I know that not very long ago, I had a long post on here about offering advice that wasn’t asked for (and how I thought it was a dangerous, and often bad, idea). Guess what? Once a week, I’m doing precisely that, right here, on this very blog, as announced on the post on Monday.
Funny thing is…I’m not sure I have all that much advice to give.
So, I’m going to start this long path of author enlightenment, by giving a bit of insight into what authors a really like. You see, many authors start out quietly…putting words to a page during the late night hours, or other times in which no one is around to look over their shoulder. Almost embarrassed, many authors begin crafting their own stories, feeling almost as if they’re playing pretend as they put together the first few items together on their first epic novel, short story, or whatever. In fact, you’ll probably find, if searching through author blogs, at least one post about the concept of allowing oneself to actually call themselves an “author” as if it’s a special term that requires more of a person to meet its standards than to just have authored something (this blog is no exception to such posts).
So it is that when authors are finally willing to express themselves publicly, allow others to become aware of their creative acts, they’ve probably been working on things for quite some time, working on them by themselves, developing their skills on more of a solo level, than with any actual input involved. As such, many authors, when finally deciding to let the world in on their little secret, think they’ve done a pretty good job of doing everything without help (even if they’re crazily insecure about what was developed) and the one thing they just don’t think they need is advice…at least not advice on the actual act of writing.
I remember when I first finished The Legend of Buddy Hero (the version that no one should read and is so terrible that my grandmother just gave me back the copy I had given her as a present…), I was so insecure about what I had written, while so impossibly certain that I had written something absolutely perfect, that when I first realized the truth of the situation, I completely broke down and had no clue how to move forward.
It wasn’t until that first break down that I finally reached the point where I realized that being closed to advice was completely stupid, and I actually began seeking it out, from as many unbiased places as I could, searching for those who would completely tear me a new one and force me to rewrite the things that were bad, even if they were my favorite pieces. The Legend of Buddy Hero is a very different book now from that version I first wrote. A much much better one at that.
When I began seeking out advice, I went to the internet and found a site called Authonomy. I quickly realized that I wasn’t the only author completely frightened of criticism (although, by this point, I was looking for all the criticism I could get). In my first day on the site, I began trying to offer advice on as many different books as I could, in the hopes that I would begin getting advice back just as quickly.
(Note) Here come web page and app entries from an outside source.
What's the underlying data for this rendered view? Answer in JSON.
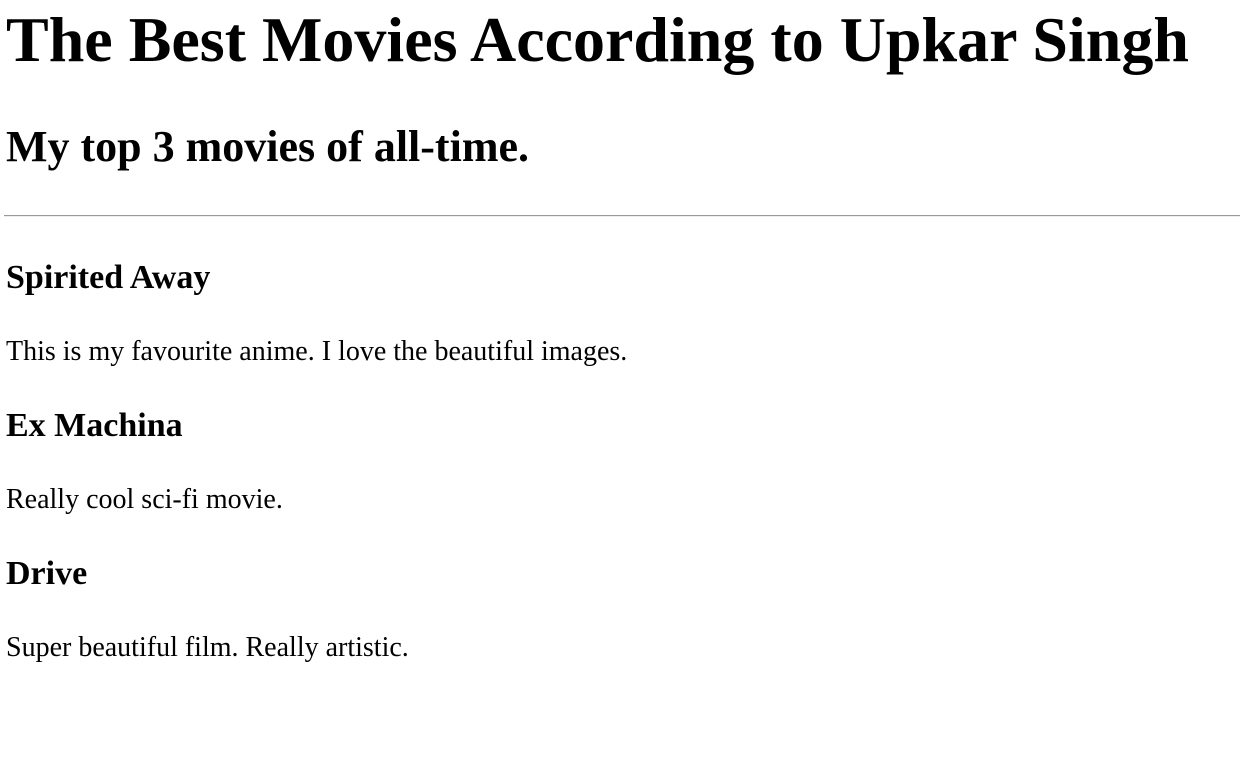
{
  "page": {
    "title": "The Best Movies According to Upkar Singh",
    "subtitle": "My top 3 movies of all-time."
  },
  "movies": [
    {
      "title": "Spirited Away",
      "description": "This is my favourite anime. I love the beautiful images."
    },
    {
      "title": "Ex Machina",
      "description": "Really cool sci-fi movie."
    },
    {
      "title": "Drive",
      "description": "Super beautiful film. Really artistic."
    }
  ]
}
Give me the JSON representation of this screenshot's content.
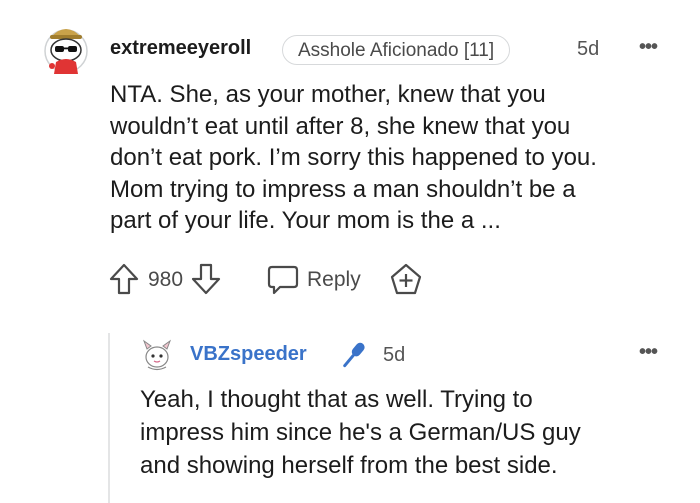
{
  "comment": {
    "username": "extremeeyeroll",
    "flair": "Asshole Aficionado [11]",
    "age": "5d",
    "more_icon": "more-horizontal-icon",
    "body_lines": [
      "NTA. She, as your mother, knew that you",
      "wouldn’t eat until after 8, she knew that you",
      "don’t eat pork. I’m sorry this happened to you.",
      "Mom trying to impress a man shouldn’t be a",
      "part of your life. Your mom is the a ..."
    ],
    "score": "980",
    "reply_label": "Reply",
    "icons": {
      "upvote": "arrow-up-icon",
      "downvote": "arrow-down-icon",
      "reply": "speech-bubble-icon",
      "award": "award-plus-icon"
    }
  },
  "reply": {
    "username": "VBZspeeder",
    "username_color": "#3a73c9",
    "badge_icon": "microphone-icon",
    "age": "5d",
    "more_icon": "more-horizontal-icon",
    "body_lines": [
      "Yeah, I thought that as well. Trying to",
      "impress him since he's a German/US guy",
      "and showing herself from the best side."
    ]
  }
}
I managed to find a bunch of people who were on there simply to reach the top of the charts on that site (which meant that publisher-type people would actually read your book), and although their books were very much in need of editorial assistance, had absolutely no interest in receiving any thoughts or comments or advice.
I made some enemies that day…and the advice I gave was fairly minimal compared to the help they actually needed.
As an author providing advice (or a reader too, I suppose), there’s a rather fine line to tread until you understand where the author you’re reading for is expecting your responses to be. I know that I still receive some rather glowing remarks from readers simply because they fear I might get angry at their comments, or hurt, or whatever similar term you might want to use. (I just want to set the story straight that I take all advice in stride, although I may get a little obsessive in attempting to get to the source of the issue from time to time). I also greatly appreciate all advice.
But today’s post isn’t about providing advice…it’s about accepting it, requesting it, and realizing that you absolutely definitely need it.
There’s a certain confidence that comes with the territory of publicly releasing your art, even if that confidence is faked. And, I’ll admit right here, I believe that confidence is necessary. You need to believe in your art, stand behind your work, have faith that it is truly something special. But that doesn’t mean it couldn’t use a little help.
Sure, sometimes reviewers, readers, commenters, they might not give their thoughts in ways that show they are recognizing your literary greatness. Who cares? You already know that you’ve got mad skills with a word processor. But, listen to the things that cause them pause. Ask for people to tell you what caused them issues when they were reading. You’ll find that most people have at least something to say about any given book that they’ve read. And most of the things they say will probably have some merit to it. Sometimes it’s just that they missed the point and perhaps moving a couple words around might make all the difference in getting that point across. Other times it might just be that they aren’t the appropriate audience for the story. Just because someone offers you advice doesn’t mean you need to use it. But you’ll find that as soon as you open your ears to the complaints of the people (remembering again that these aren’t personal attacks and that not every complaint is stating you’re a terrible writer), you’ll have plenty to think about as you make edits or compose your next epic tome.
There are two things that make my writing better. Writing daily, and getting advice (even if I don’t want it).
I suggest you do both as often as you can.
And that’s my first Writer’s Advice Column! Let me know if it helped, if you hated it, or whatever else. As you now know…I like advice. 🙂
Have fun out there!